Should any entry hold a picture, omit that picture and copy the rest of the entry exactly.
*** Opening Material for this exercise ***
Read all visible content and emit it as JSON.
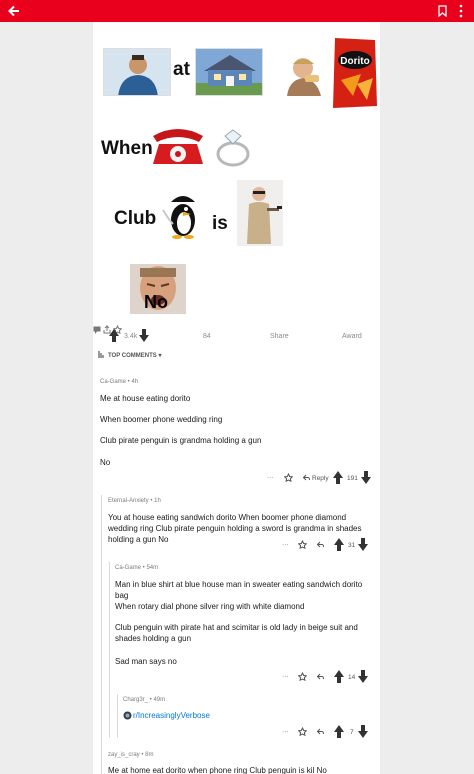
{
  "post": {
    "meme": {
      "row1_word": "at",
      "row2_word": "When",
      "row3_word_a": "Club",
      "row3_word_b": "is",
      "row4_overlay": "No",
      "chips_brand": "Dorito"
    },
    "actions": {
      "upvotes": "3.4k",
      "comments": "84",
      "share": "Share",
      "award": "Award"
    }
  },
  "top_comments_label": "TOP COMMENTS ▾",
  "comments": [
    {
      "meta": "Ca-Game • 4h",
      "lines": [
        "Me at house eating dorito",
        "When boomer phone wedding ring",
        "Club pirate penguin is grandma holding a gun",
        "No"
      ],
      "reply": "Reply",
      "score": "191"
    },
    {
      "meta": "Eternal-Anxiety • 1h",
      "text": "You at house eating sandwich dorito When boomer phone diamond wedding ring Club pirate penguin holding a sword is grandma in shades holding a gun No",
      "score": "31"
    },
    {
      "meta": "Ca-Game • 54m",
      "lines": [
        "Man in blue shirt at blue house man in sweater eating sandwich dorito bag",
        "When rotary dial phone silver ring with white diamond",
        "Club penguin with pirate hat and scimitar is old lady in beige suit and shades holding a gun",
        "Sad man says no"
      ],
      "score": "14"
    },
    {
      "meta": "Charg3r_ • 49m",
      "subreddit": "r/IncreasinglyVerbose",
      "score": "7"
    },
    {
      "meta": "zay_is_cray • 8m",
      "text": "Me at home eat dorito when phone ring Club penguin is kil No"
    }
  ],
  "colors": {
    "topbar": "#e8001c",
    "link": "#0079d3"
  }
}
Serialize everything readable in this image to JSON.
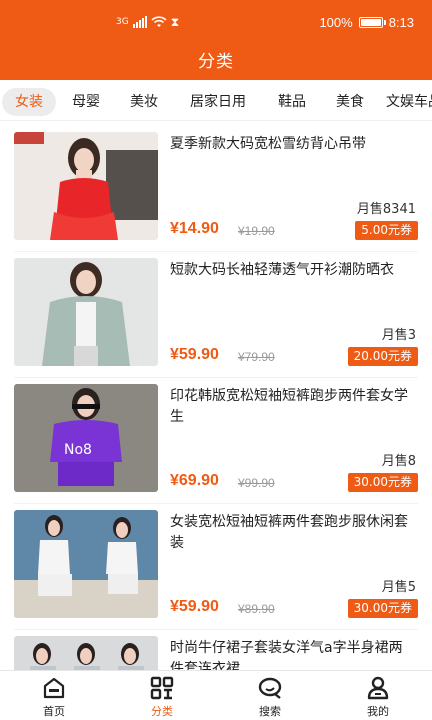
{
  "status_bar": {
    "network_label": "3G",
    "battery_percent": "100%",
    "battery_level": 1.0,
    "time": "8:13",
    "icons": [
      "signal-icon",
      "wifi-icon",
      "hourglass-icon",
      "battery-icon"
    ]
  },
  "header": {
    "title": "分类"
  },
  "tabs": [
    {
      "label": "女装",
      "active": true
    },
    {
      "label": "母婴"
    },
    {
      "label": "美妆"
    },
    {
      "label": "居家日用"
    },
    {
      "label": "鞋品"
    },
    {
      "label": "美食"
    },
    {
      "label": "文娱车品"
    }
  ],
  "products": [
    {
      "title": "夏季新款大码宽松雪纺背心吊带",
      "sales": "月售8341",
      "price": "¥14.90",
      "original_price": "¥19.90",
      "coupon": "5.00元券"
    },
    {
      "title": "短款大码长袖轻薄透气开衫潮防晒衣",
      "sales": "月售3",
      "price": "¥59.90",
      "original_price": "¥79.90",
      "coupon": "20.00元券"
    },
    {
      "title": "印花韩版宽松短袖短裤跑步两件套女学生",
      "sales": "月售8",
      "price": "¥69.90",
      "original_price": "¥99.90",
      "coupon": "30.00元券"
    },
    {
      "title": "女装宽松短袖短裤两件套跑步服休闲套装",
      "sales": "月售5",
      "price": "¥59.90",
      "original_price": "¥89.90",
      "coupon": "30.00元券"
    },
    {
      "title": "时尚牛仔裙子套装女洋气a字半身裙两件套连衣裙",
      "sales": "",
      "price": "",
      "original_price": "",
      "coupon": ""
    }
  ],
  "bottom_nav": [
    {
      "label": "首页",
      "icon": "home-icon"
    },
    {
      "label": "分类",
      "icon": "category-icon",
      "active": true
    },
    {
      "label": "搜索",
      "icon": "search-icon"
    },
    {
      "label": "我的",
      "icon": "user-icon"
    }
  ],
  "colors": {
    "accent": "#ef5b14",
    "tab_active_bg": "#ececec"
  }
}
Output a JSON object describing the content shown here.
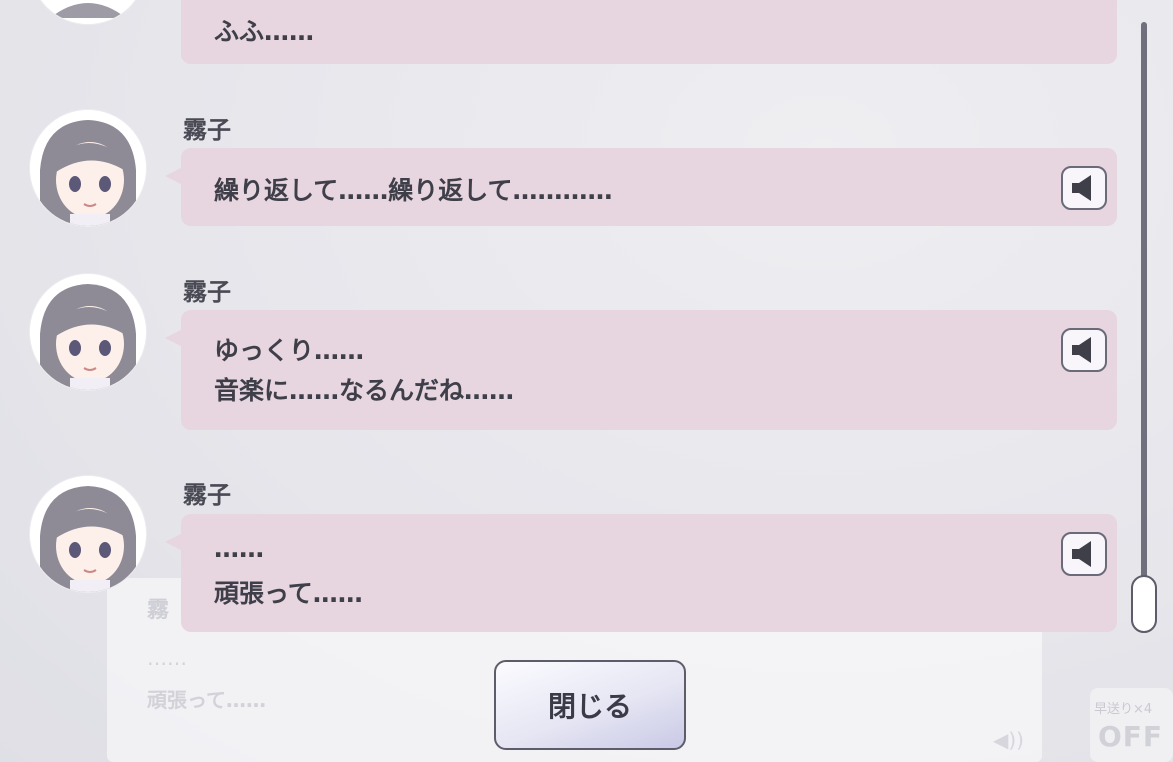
{
  "background": {
    "dialog_name": "霧",
    "dialog_line1": "……",
    "dialog_line2": "頑張って……",
    "fast_forward_label": "早送り×4",
    "fast_forward_state": "OFF"
  },
  "log": {
    "entries": [
      {
        "speaker": "",
        "lines": [
          "ふふ……"
        ],
        "has_voice": false
      },
      {
        "speaker": "霧子",
        "lines": [
          "繰り返して……繰り返して…………"
        ],
        "has_voice": true
      },
      {
        "speaker": "霧子",
        "lines": [
          "ゆっくり……",
          "音楽に……なるんだね……"
        ],
        "has_voice": true
      },
      {
        "speaker": "霧子",
        "lines": [
          "……",
          "頑張って……"
        ],
        "has_voice": true
      }
    ]
  },
  "close_button": {
    "label": "閉じる"
  },
  "icons": {
    "voice": "speaker-icon",
    "volume": "volume-icon"
  },
  "colors": {
    "bubble": "#e7d5df",
    "text": "#3f3f4a",
    "scrollbar": "#6f6f7d"
  }
}
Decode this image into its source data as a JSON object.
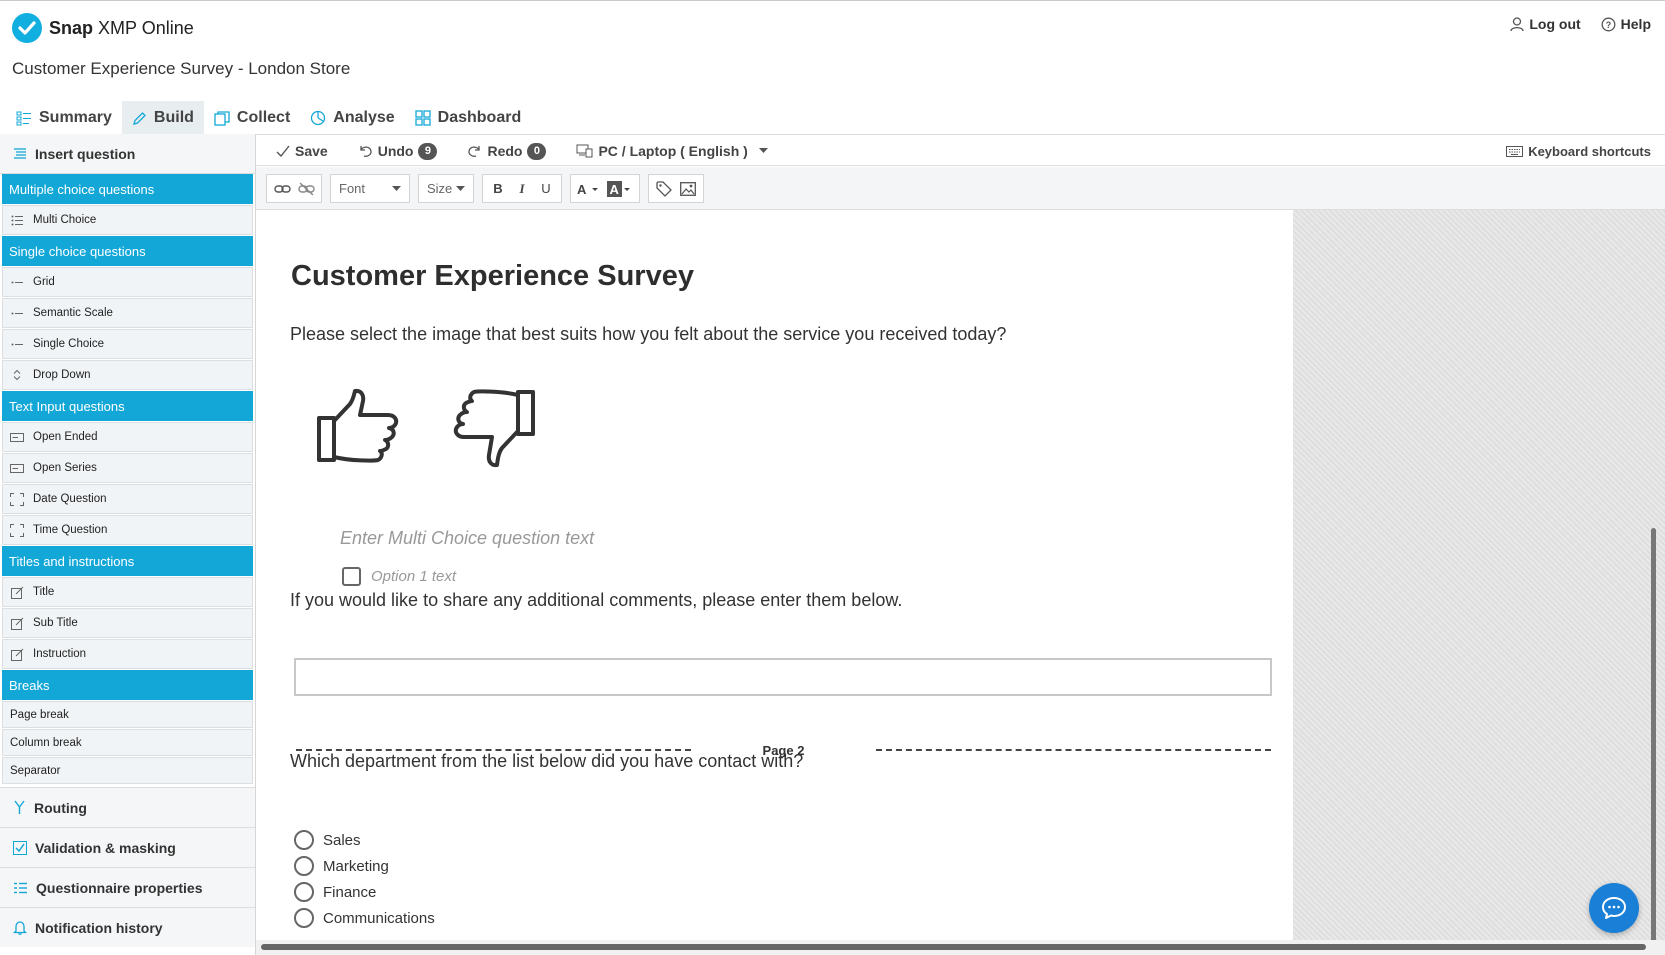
{
  "app": {
    "brand_bold": "Snap",
    "brand_rest": " XMP Online",
    "accent_color": "#13a7d8"
  },
  "header": {
    "logout_label": "Log out",
    "help_label": "Help",
    "survey_title": "Customer Experience Survey - London Store"
  },
  "main_tabs": [
    {
      "label": "Summary",
      "icon": "summary-icon"
    },
    {
      "label": "Build",
      "icon": "pencil-icon",
      "active": true
    },
    {
      "label": "Collect",
      "icon": "collect-icon"
    },
    {
      "label": "Analyse",
      "icon": "analyse-icon"
    },
    {
      "label": "Dashboard",
      "icon": "dashboard-icon"
    }
  ],
  "sidebar": {
    "insert_question": "Insert question",
    "categories": {
      "multiple": "Multiple choice questions",
      "single": "Single choice questions",
      "text": "Text Input questions",
      "titles": "Titles and instructions",
      "breaks": "Breaks"
    },
    "items": {
      "multi_choice": "Multi Choice",
      "grid": "Grid",
      "semantic_scale": "Semantic Scale",
      "single_choice": "Single Choice",
      "drop_down": "Drop Down",
      "open_ended": "Open Ended",
      "open_series": "Open Series",
      "date_question": "Date Question",
      "time_question": "Time Question",
      "title": "Title",
      "sub_title": "Sub Title",
      "instruction": "Instruction",
      "page_break": "Page break",
      "column_break": "Column break",
      "separator": "Separator"
    },
    "footer": {
      "routing": "Routing",
      "validation": "Validation & masking",
      "properties": "Questionnaire properties",
      "notification": "Notification history"
    }
  },
  "toolbar": {
    "save_label": "Save",
    "undo_label": "Undo",
    "undo_count": "9",
    "redo_label": "Redo",
    "redo_count": "0",
    "device_label": "PC / Laptop ( English )",
    "shortcuts_label": "Keyboard shortcuts",
    "font_placeholder": "Font",
    "size_placeholder": "Size",
    "bold": "B",
    "italic": "I",
    "underline": "U"
  },
  "survey": {
    "heading": "Customer Experience Survey",
    "q1_text": "Please select the image that best suits how you felt about the service you received today?",
    "mc_placeholder": "Enter Multi Choice question text",
    "option1_placeholder": "Option 1 text",
    "q2_text": "If you would like to share any additional comments, please enter them below.",
    "page_break_label": "Page 2",
    "q3_text": "Which department from the list below did you have contact with?",
    "q3_options": [
      "Sales",
      "Marketing",
      "Finance",
      "Communications"
    ]
  }
}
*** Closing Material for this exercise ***
§ Reply to the exercise:
Read all visible content and emit it as JSON.
{
  "post": {
    "meme": {
      "row1_word": "at",
      "row2_word": "When",
      "row3_word_a": "Club",
      "row3_word_b": "is",
      "row4_overlay": "No",
      "chips_brand": "Dorito"
    },
    "actions": {
      "upvotes": "3.4k",
      "comments": "84",
      "share": "Share",
      "award": "Award"
    }
  },
  "top_comments_label": "TOP COMMENTS ▾",
  "comments": [
    {
      "meta": "Ca-Game • 4h",
      "lines": [
        "Me at house eating dorito",
        "When boomer phone wedding ring",
        "Club pirate penguin is grandma holding a gun",
        "No"
      ],
      "reply": "Reply",
      "score": "191"
    },
    {
      "meta": "Eternal-Anxiety • 1h",
      "text": "You at house eating sandwich dorito When boomer phone diamond wedding ring Club pirate penguin holding a sword is grandma in shades holding a gun No",
      "score": "31"
    },
    {
      "meta": "Ca-Game • 54m",
      "lines": [
        "Man in blue shirt at blue house man in sweater eating sandwich dorito bag",
        "When rotary dial phone silver ring with white diamond",
        "Club penguin with pirate hat and scimitar is old lady in beige suit and shades holding a gun",
        "Sad man says no"
      ],
      "score": "14"
    },
    {
      "meta": "Charg3r_ • 49m",
      "subreddit": "r/IncreasinglyVerbose",
      "score": "7"
    },
    {
      "meta": "zay_is_cray • 8m",
      "text": "Me at home eat dorito when phone ring Club penguin is kil No"
    }
  ],
  "colors": {
    "topbar": "#e8001c",
    "link": "#0079d3"
  }
}
Serialize everything readable in this image to JSON.
{
  "status_bar": {
    "network_label": "3G",
    "battery_percent": "100%",
    "battery_level": 1.0,
    "time": "8:13",
    "icons": [
      "signal-icon",
      "wifi-icon",
      "hourglass-icon",
      "battery-icon"
    ]
  },
  "header": {
    "title": "分类"
  },
  "tabs": [
    {
      "label": "女装",
      "active": true
    },
    {
      "label": "母婴"
    },
    {
      "label": "美妆"
    },
    {
      "label": "居家日用"
    },
    {
      "label": "鞋品"
    },
    {
      "label": "美食"
    },
    {
      "label": "文娱车品"
    }
  ],
  "products": [
    {
      "title": "夏季新款大码宽松雪纺背心吊带",
      "sales": "月售8341",
      "price": "¥14.90",
      "original_price": "¥19.90",
      "coupon": "5.00元券"
    },
    {
      "title": "短款大码长袖轻薄透气开衫潮防晒衣",
      "sales": "月售3",
      "price": "¥59.90",
      "original_price": "¥79.90",
      "coupon": "20.00元券"
    },
    {
      "title": "印花韩版宽松短袖短裤跑步两件套女学生",
      "sales": "月售8",
      "price": "¥69.90",
      "original_price": "¥99.90",
      "coupon": "30.00元券"
    },
    {
      "title": "女装宽松短袖短裤两件套跑步服休闲套装",
      "sales": "月售5",
      "price": "¥59.90",
      "original_price": "¥89.90",
      "coupon": "30.00元券"
    },
    {
      "title": "时尚牛仔裙子套装女洋气a字半身裙两件套连衣裙",
      "sales": "",
      "price": "",
      "original_price": "",
      "coupon": ""
    }
  ],
  "bottom_nav": [
    {
      "label": "首页",
      "icon": "home-icon"
    },
    {
      "label": "分类",
      "icon": "category-icon",
      "active": true
    },
    {
      "label": "搜索",
      "icon": "search-icon"
    },
    {
      "label": "我的",
      "icon": "user-icon"
    }
  ],
  "colors": {
    "accent": "#ef5b14",
    "tab_active_bg": "#ececec"
  }
}
Output a JSON object describing the content shown here.
{
  "background": {
    "dialog_name": "霧",
    "dialog_line1": "……",
    "dialog_line2": "頑張って……",
    "fast_forward_label": "早送り×4",
    "fast_forward_state": "OFF"
  },
  "log": {
    "entries": [
      {
        "speaker": "",
        "lines": [
          "ふふ……"
        ],
        "has_voice": false
      },
      {
        "speaker": "霧子",
        "lines": [
          "繰り返して……繰り返して…………"
        ],
        "has_voice": true
      },
      {
        "speaker": "霧子",
        "lines": [
          "ゆっくり……",
          "音楽に……なるんだね……"
        ],
        "has_voice": true
      },
      {
        "speaker": "霧子",
        "lines": [
          "……",
          "頑張って……"
        ],
        "has_voice": true
      }
    ]
  },
  "close_button": {
    "label": "閉じる"
  },
  "icons": {
    "voice": "speaker-icon",
    "volume": "volume-icon"
  },
  "colors": {
    "bubble": "#e7d5df",
    "text": "#3f3f4a",
    "scrollbar": "#6f6f7d"
  }
}
Decode this image into its source data as a JSON object.
{
  "app": {
    "brand_bold": "Snap",
    "brand_rest": " XMP Online",
    "accent_color": "#13a7d8"
  },
  "header": {
    "logout_label": "Log out",
    "help_label": "Help",
    "survey_title": "Customer Experience Survey - London Store"
  },
  "main_tabs": [
    {
      "label": "Summary",
      "icon": "summary-icon"
    },
    {
      "label": "Build",
      "icon": "pencil-icon",
      "active": true
    },
    {
      "label": "Collect",
      "icon": "collect-icon"
    },
    {
      "label": "Analyse",
      "icon": "analyse-icon"
    },
    {
      "label": "Dashboard",
      "icon": "dashboard-icon"
    }
  ],
  "sidebar": {
    "insert_question": "Insert question",
    "categories": {
      "multiple": "Multiple choice questions",
      "single": "Single choice questions",
      "text": "Text Input questions",
      "titles": "Titles and instructions",
      "breaks": "Breaks"
    },
    "items": {
      "multi_choice": "Multi Choice",
      "grid": "Grid",
      "semantic_scale": "Semantic Scale",
      "single_choice": "Single Choice",
      "drop_down": "Drop Down",
      "open_ended": "Open Ended",
      "open_series": "Open Series",
      "date_question": "Date Question",
      "time_question": "Time Question",
      "title": "Title",
      "sub_title": "Sub Title",
      "instruction": "Instruction",
      "page_break": "Page break",
      "column_break": "Column break",
      "separator": "Separator"
    },
    "footer": {
      "routing": "Routing",
      "validation": "Validation & masking",
      "properties": "Questionnaire properties",
      "notification": "Notification history"
    }
  },
  "toolbar": {
    "save_label": "Save",
    "undo_label": "Undo",
    "undo_count": "9",
    "redo_label": "Redo",
    "redo_count": "0",
    "device_label": "PC / Laptop ( English )",
    "shortcuts_label": "Keyboard shortcuts",
    "font_placeholder": "Font",
    "size_placeholder": "Size",
    "bold": "B",
    "italic": "I",
    "underline": "U"
  },
  "survey": {
    "heading": "Customer Experience Survey",
    "q1_text": "Please select the image that best suits how you felt about the service you received today?",
    "mc_placeholder": "Enter Multi Choice question text",
    "option1_placeholder": "Option 1 text",
    "q2_text": "If you would like to share any additional comments, please enter them below.",
    "page_break_label": "Page 2",
    "q3_text": "Which department from the list below did you have contact with?",
    "q3_options": [
      "Sales",
      "Marketing",
      "Finance",
      "Communications"
    ]
  }
}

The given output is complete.